My least favorite college basketball team (University of Louisville) is in a bit of hot water these days. A book came out last week that was full of allegations that a former staff member paid for escorts for players and recruits of the team, including bringing them to on campus housing. The allegations aren’t being denied, the NCAA is investigating and I have never seen their head coach more humble than in his press conference about it.
This scandal has been at the forefront of the sports news I follow this week and I spent some time Saturday catching up on blogs and I found myself listening to Pitino’s recent news conferences while cleaning. Listening to him talk about this broke my heart and convicted it at the same time. I have little respect for Pitino for a myriad of reasons and I have no idea how things with this scandal will play out, but it is clear that he’s upset, worried and that this really may be a career ender for him. It also became clear that there are a lot of UK fans cheering on his possible demise and leading in the ridicule of our biggest rivals.
I have to admit, one of my first responses to hearing this was to laugh. UofL fans have picked at UK’s head coach for years and like to call him a cheater and taunt that we can’t enjoy national titles or Final Four appearances because someday they will be vacated. I couldn’t help but note the irony that of the schools in Kentucky with a recent national title, it is Louisville in a scandal that could cause the banner to come down (although many sports experts are saying this isn’t too much of a danger.)
This might sound silly or trivial, but as I read more about the story I realized my reactions reveal so much about my character. In the sports world UofL is my enemy as a UK fan and how I treat my enemies says a lot about me and the state of my heart. Rejoicing that they are potentially in trouble or wishing bad or evil to the coach or athletic director reveals my own depravity just as much as this scandal potentially reveals theirs.
As a christian I’m called to care for my enemies in a way that is different than those who are not christians.
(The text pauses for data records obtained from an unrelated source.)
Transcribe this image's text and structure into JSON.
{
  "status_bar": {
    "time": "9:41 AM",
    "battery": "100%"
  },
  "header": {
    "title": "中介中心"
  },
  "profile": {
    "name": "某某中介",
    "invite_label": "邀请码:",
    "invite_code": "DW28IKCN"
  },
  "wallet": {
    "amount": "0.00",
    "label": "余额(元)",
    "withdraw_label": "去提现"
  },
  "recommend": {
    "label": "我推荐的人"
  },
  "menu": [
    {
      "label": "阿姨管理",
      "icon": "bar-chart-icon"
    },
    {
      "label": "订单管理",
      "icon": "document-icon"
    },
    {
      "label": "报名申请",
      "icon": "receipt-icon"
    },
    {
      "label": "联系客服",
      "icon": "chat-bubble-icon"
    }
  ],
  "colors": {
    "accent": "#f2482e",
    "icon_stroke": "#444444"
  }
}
In short I’m called to:
- Love them (Luke 6:27)
- Feed them (Romans 12:20)
- Bless them & pray for them (Luke 6:28)
- Repay evil with blessing (1 Peter 3:9)
- Not find joy in their hardship (Proverbs 24:17)
- To focus on the Lord, not them (Proverbs 16:7)
I think these truths apply to all areas of life, including my sports enemies. While I don’t think cheering against them in a game is the same as hating your enemies, cheering against them in life is. If I rejoice in the suffering of someone I don’t know because I perceive them as an enemy, what does that mean for those I do know who wrong me? As I’ve thought about that question, the answer is simply ugly.
Rejoicing and gloating when my enemy or even someone I just don’t like stumbles it makes me an ugly person- not them.
Finding joy in their pain makes me a hateful person- not them.
It accentuates my need for grace, forgiveness and healing- not theirs.
It makes me the real loser- not them.
This basketball scandal and the subsequent NCAA investigation may reveal a lot about the state of basketball and/or athletics in Louisville. I hope that this situation leads to positive changes in culture there, but more than anything that it leads to positive changes in me.